For the string "graph", search the entries below and copy every line where it appears.

** SUPPLIED INFORMATION follows **

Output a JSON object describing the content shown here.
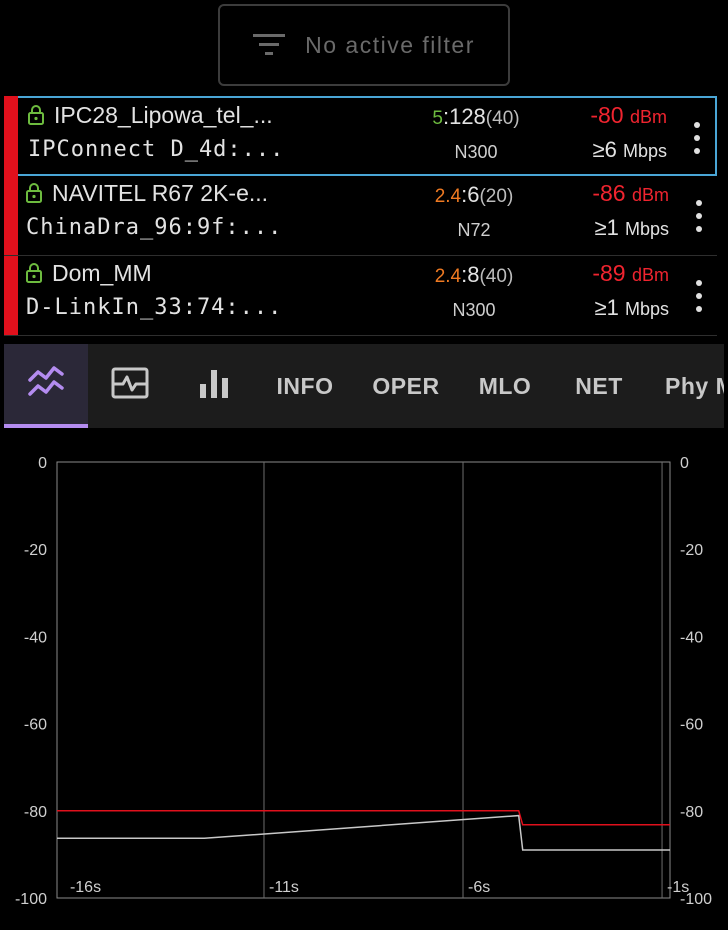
{
  "filter": {
    "label": "No active filter",
    "icon": "filter-icon"
  },
  "networks": [
    {
      "ssid": "IPC28_Lipowa_tel_...",
      "bssid": "IPConnect D_4d:...",
      "band": "5",
      "band_color": "#6dbb3f",
      "channel": ":128",
      "width": "(40)",
      "standard": "N300",
      "rssi": "-80",
      "rssi_unit": "dBm",
      "speed": "≥6",
      "speed_unit": "Mbps",
      "selected": true
    },
    {
      "ssid": "NAVITEL R67 2K-e...",
      "bssid": "ChinaDra_96:9f:...",
      "band": "2.4",
      "band_color": "#f07a22",
      "channel": ":6",
      "width": "(20)",
      "standard": "N72",
      "rssi": "-86",
      "rssi_unit": "dBm",
      "speed": "≥1",
      "speed_unit": "Mbps",
      "selected": false
    },
    {
      "ssid": "Dom_MM",
      "bssid": "D-LinkIn_33:74:...",
      "band": "2.4",
      "band_color": "#f07a22",
      "channel": ":8",
      "width": "(40)",
      "standard": "N300",
      "rssi": "-89",
      "rssi_unit": "dBm",
      "speed": "≥1",
      "speed_unit": "Mbps",
      "selected": false
    }
  ],
  "tabs": {
    "icons": [
      "time-graph-icon",
      "signal-graph-icon",
      "bar-chart-icon"
    ],
    "labels": [
      "INFO",
      "OPER",
      "MLO",
      "NET",
      "Phy M"
    ],
    "active": "time-graph-icon"
  },
  "chart_data": {
    "type": "line",
    "x_ticks": [
      "-16s",
      "-11s",
      "-6s",
      "-1s"
    ],
    "y_ticks": [
      "0",
      "-20",
      "-40",
      "-60",
      "-80",
      "-100"
    ],
    "ylim": [
      -100,
      0
    ],
    "xlim": [
      -16.2,
      -0.8
    ],
    "grid": true,
    "series": [
      {
        "color": "#e0101c",
        "x": [
          -16.2,
          -4.6,
          -4.5,
          -0.8
        ],
        "values": [
          -80,
          -80,
          -83.2,
          -83.2
        ]
      },
      {
        "color": "#c8c8c8",
        "x": [
          -16.2,
          -12.5,
          -4.6,
          -4.5,
          -0.8
        ],
        "values": [
          -86.3,
          -86.3,
          -81.1,
          -89,
          -89
        ]
      }
    ]
  }
}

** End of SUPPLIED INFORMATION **

#### SOLUTION TO THIS PROBLEM
      "time-graph-icon",
      "signal-graph-icon",
    "active": "time-graph-icon"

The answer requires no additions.